YOUR GOAL -
Images excluded, repeat each entry below exactly.

· · · · ·

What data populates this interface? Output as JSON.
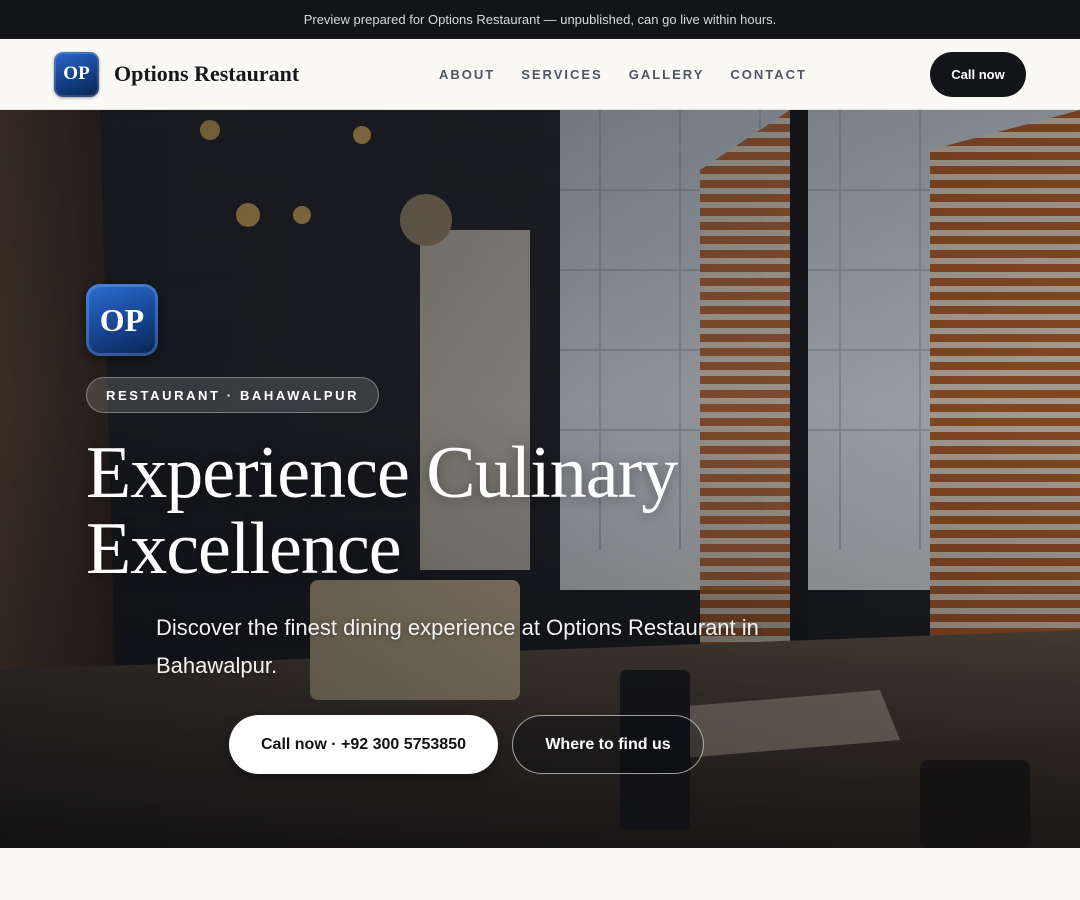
{
  "banner": {
    "text": "Preview prepared for Options Restaurant — unpublished, can go live within hours."
  },
  "header": {
    "logo_initials": "OP",
    "brand_name": "Options Restaurant",
    "nav": [
      {
        "label": "ABOUT"
      },
      {
        "label": "SERVICES"
      },
      {
        "label": "GALLERY"
      },
      {
        "label": "CONTACT"
      }
    ],
    "cta_label": "Call now"
  },
  "hero": {
    "logo_initials": "OP",
    "tag": "RESTAURANT · BAHAWALPUR",
    "headline_line1": "Experience Culinary",
    "headline_line2": "Excellence",
    "subtext": "Discover the finest dining experience at Options Restaurant in Bahawalpur.",
    "primary_cta": "Call now · +92 300 5753850",
    "secondary_cta": "Where to find us"
  },
  "colors": {
    "banner_bg": "#121418",
    "page_bg": "#faf9f6",
    "brand_blue": "#16448f",
    "cta_dark": "#121418"
  }
}
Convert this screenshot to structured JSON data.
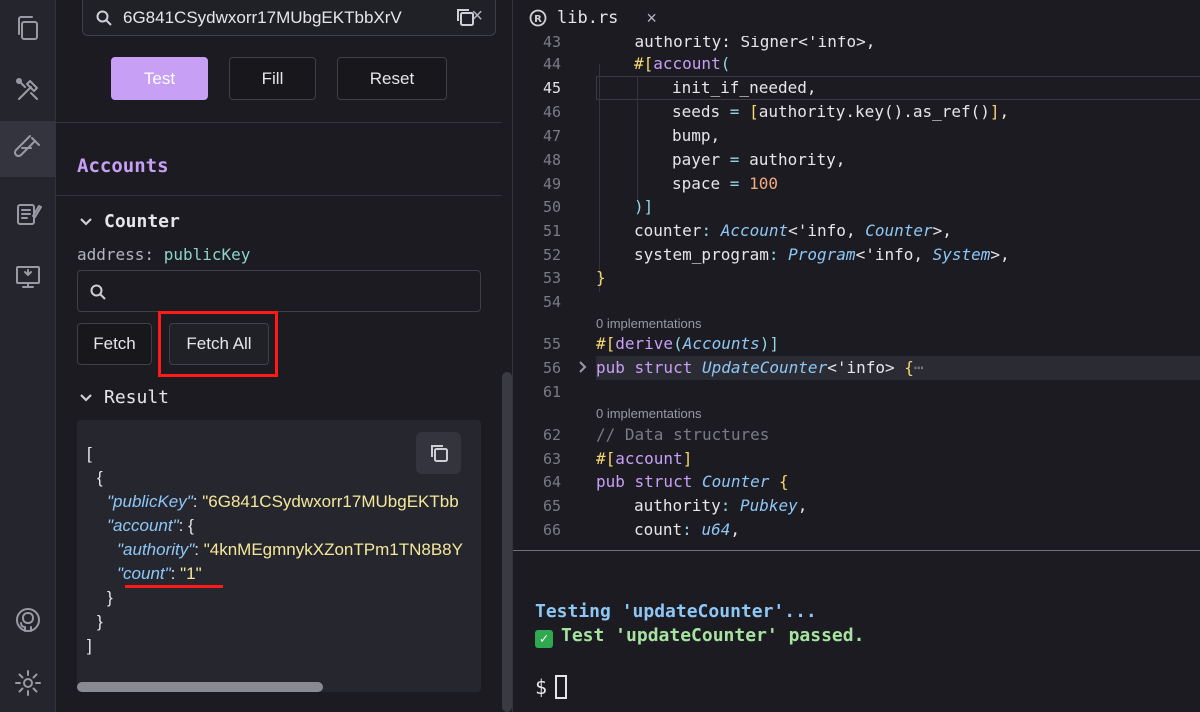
{
  "sidebar_icons": [
    "copy-files-icon",
    "tools-icon",
    "test-tube-icon",
    "notepad-icon",
    "monitor-icon",
    "github-icon",
    "gear-icon"
  ],
  "test_panel": {
    "address_value": "6G841CSydwxorr17MUbgEKTbbXrV",
    "clear_glyph": "×",
    "buttons": {
      "test": "Test",
      "fill": "Fill",
      "reset": "Reset"
    },
    "accounts_title": "Accounts",
    "account_name": "Counter",
    "address_label": "address:",
    "address_type": "publicKey",
    "fetch_label": "Fetch",
    "fetch_all_label": "Fetch All",
    "result_label": "Result",
    "result_json": {
      "open_bracket": "[",
      "open_brace": "{",
      "public_key_key": "\"publicKey\"",
      "public_key_val": "\"6G841CSydwxorr17MUbgEKTbb",
      "account_key": "\"account\"",
      "authority_key": "\"authority\"",
      "authority_val": "\"4knMEgmnykXZonTPm1TN8B8Y",
      "count_key": "\"count\"",
      "count_val": "\"1\"",
      "close_inner": "}",
      "close_brace": "}",
      "close_bracket": "]"
    }
  },
  "editor": {
    "tab_name": "lib.rs",
    "tab_close": "×",
    "current_line": "45",
    "impl_hint_1": "0 implementations",
    "impl_hint_2": "0 implementations",
    "line_numbers": [
      "43",
      "44",
      "45",
      "46",
      "47",
      "48",
      "49",
      "50",
      "51",
      "52",
      "53",
      "54",
      "55",
      "56",
      "61",
      "62",
      "63",
      "64",
      "65",
      "66"
    ],
    "code": {
      "l43": "    authority: Signer<'info>,",
      "l44a": "#[",
      "l44b": "account",
      "l44c": "(",
      "l45": "init_if_needed,",
      "l46a": "seeds",
      "l46b": " = ",
      "l46c": "[",
      "l46d": "authority.key().as_ref()",
      "l46e": "]",
      "l46f": ",",
      "l47": "bump,",
      "l48a": "payer",
      "l48b": " = ",
      "l48c": "authority,",
      "l49a": "space",
      "l49b": " = ",
      "l49c": "100",
      "l50": ")]",
      "l51a": "counter",
      "l51b": ": ",
      "l51c": "Account",
      "l51d": "<'info, ",
      "l51e": "Counter",
      "l51f": ">,",
      "l52a": "system_program",
      "l52b": ": ",
      "l52c": "Program",
      "l52d": "<'info, ",
      "l52e": "System",
      "l52f": ">,",
      "l53": "}",
      "l55a": "#[",
      "l55b": "derive",
      "l55c": "(",
      "l55d": "Accounts",
      "l55e": ")]",
      "l56a": "pub struct ",
      "l56b": "UpdateCounter",
      "l56c": "<'info> ",
      "l56d": "{",
      "l56e": "⋯",
      "l62": "// Data structures",
      "l63a": "#[",
      "l63b": "account",
      "l63c": "]",
      "l64a": "pub struct ",
      "l64b": "Counter",
      "l64c": " {",
      "l65a": "authority",
      "l65b": ": ",
      "l65c": "Pubkey",
      "l65d": ",",
      "l66a": "count",
      "l66b": ": ",
      "l66c": "u64",
      "l66d": ","
    }
  },
  "terminal": {
    "line1": "Testing 'updateCounter'...",
    "check_glyph": "✓",
    "line2": "Test 'updateCounter' passed.",
    "prompt": "$"
  },
  "colors": {
    "accent_purple": "#c7a0f6",
    "highlight_red": "#ff1a1a",
    "string_yellow": "#f5e89a",
    "key_blue": "#8ec7f5",
    "success_green": "#a6e3a1"
  }
}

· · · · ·

ANSWER TO THE EXERCISE -
What data populates this interface? Output as JSON.
{
  "banner": {
    "text": "Preview prepared for Options Restaurant — unpublished, can go live within hours."
  },
  "header": {
    "logo_initials": "OP",
    "brand_name": "Options Restaurant",
    "nav": [
      {
        "label": "ABOUT"
      },
      {
        "label": "SERVICES"
      },
      {
        "label": "GALLERY"
      },
      {
        "label": "CONTACT"
      }
    ],
    "cta_label": "Call now"
  },
  "hero": {
    "logo_initials": "OP",
    "tag": "RESTAURANT · BAHAWALPUR",
    "headline_line1": "Experience Culinary",
    "headline_line2": "Excellence",
    "subtext": "Discover the finest dining experience at Options Restaurant in Bahawalpur.",
    "primary_cta": "Call now · +92 300 5753850",
    "secondary_cta": "Where to find us"
  },
  "colors": {
    "banner_bg": "#121418",
    "page_bg": "#faf9f6",
    "brand_blue": "#16448f",
    "cta_dark": "#121418"
  }
}
Convert this screenshot to structured JSON data.
{
  "sidebar_icons": [
    "copy-files-icon",
    "tools-icon",
    "test-tube-icon",
    "notepad-icon",
    "monitor-icon",
    "github-icon",
    "gear-icon"
  ],
  "test_panel": {
    "address_value": "6G841CSydwxorr17MUbgEKTbbXrV",
    "clear_glyph": "×",
    "buttons": {
      "test": "Test",
      "fill": "Fill",
      "reset": "Reset"
    },
    "accounts_title": "Accounts",
    "account_name": "Counter",
    "address_label": "address:",
    "address_type": "publicKey",
    "fetch_label": "Fetch",
    "fetch_all_label": "Fetch All",
    "result_label": "Result",
    "result_json": {
      "open_bracket": "[",
      "open_brace": "{",
      "public_key_key": "\"publicKey\"",
      "public_key_val": "\"6G841CSydwxorr17MUbgEKTbb",
      "account_key": "\"account\"",
      "authority_key": "\"authority\"",
      "authority_val": "\"4knMEgmnykXZonTPm1TN8B8Y",
      "count_key": "\"count\"",
      "count_val": "\"1\"",
      "close_inner": "}",
      "close_brace": "}",
      "close_bracket": "]"
    }
  },
  "editor": {
    "tab_name": "lib.rs",
    "tab_close": "×",
    "current_line": "45",
    "impl_hint_1": "0 implementations",
    "impl_hint_2": "0 implementations",
    "line_numbers": [
      "43",
      "44",
      "45",
      "46",
      "47",
      "48",
      "49",
      "50",
      "51",
      "52",
      "53",
      "54",
      "55",
      "56",
      "61",
      "62",
      "63",
      "64",
      "65",
      "66"
    ],
    "code": {
      "l43": "    authority: Signer<'info>,",
      "l44a": "#[",
      "l44b": "account",
      "l44c": "(",
      "l45": "init_if_needed,",
      "l46a": "seeds",
      "l46b": " = ",
      "l46c": "[",
      "l46d": "authority.key().as_ref()",
      "l46e": "]",
      "l46f": ",",
      "l47": "bump,",
      "l48a": "payer",
      "l48b": " = ",
      "l48c": "authority,",
      "l49a": "space",
      "l49b": " = ",
      "l49c": "100",
      "l50": ")]",
      "l51a": "counter",
      "l51b": ": ",
      "l51c": "Account",
      "l51d": "<'info, ",
      "l51e": "Counter",
      "l51f": ">,",
      "l52a": "system_program",
      "l52b": ": ",
      "l52c": "Program",
      "l52d": "<'info, ",
      "l52e": "System",
      "l52f": ">,",
      "l53": "}",
      "l55a": "#[",
      "l55b": "derive",
      "l55c": "(",
      "l55d": "Accounts",
      "l55e": ")]",
      "l56a": "pub struct ",
      "l56b": "UpdateCounter",
      "l56c": "<'info> ",
      "l56d": "{",
      "l56e": "⋯",
      "l62": "// Data structures",
      "l63a": "#[",
      "l63b": "account",
      "l63c": "]",
      "l64a": "pub struct ",
      "l64b": "Counter",
      "l64c": " {",
      "l65a": "authority",
      "l65b": ": ",
      "l65c": "Pubkey",
      "l65d": ",",
      "l66a": "count",
      "l66b": ": ",
      "l66c": "u64",
      "l66d": ","
    }
  },
  "terminal": {
    "line1": "Testing 'updateCounter'...",
    "check_glyph": "✓",
    "line2": "Test 'updateCounter' passed.",
    "prompt": "$"
  },
  "colors": {
    "accent_purple": "#c7a0f6",
    "highlight_red": "#ff1a1a",
    "string_yellow": "#f5e89a",
    "key_blue": "#8ec7f5",
    "success_green": "#a6e3a1"
  }
}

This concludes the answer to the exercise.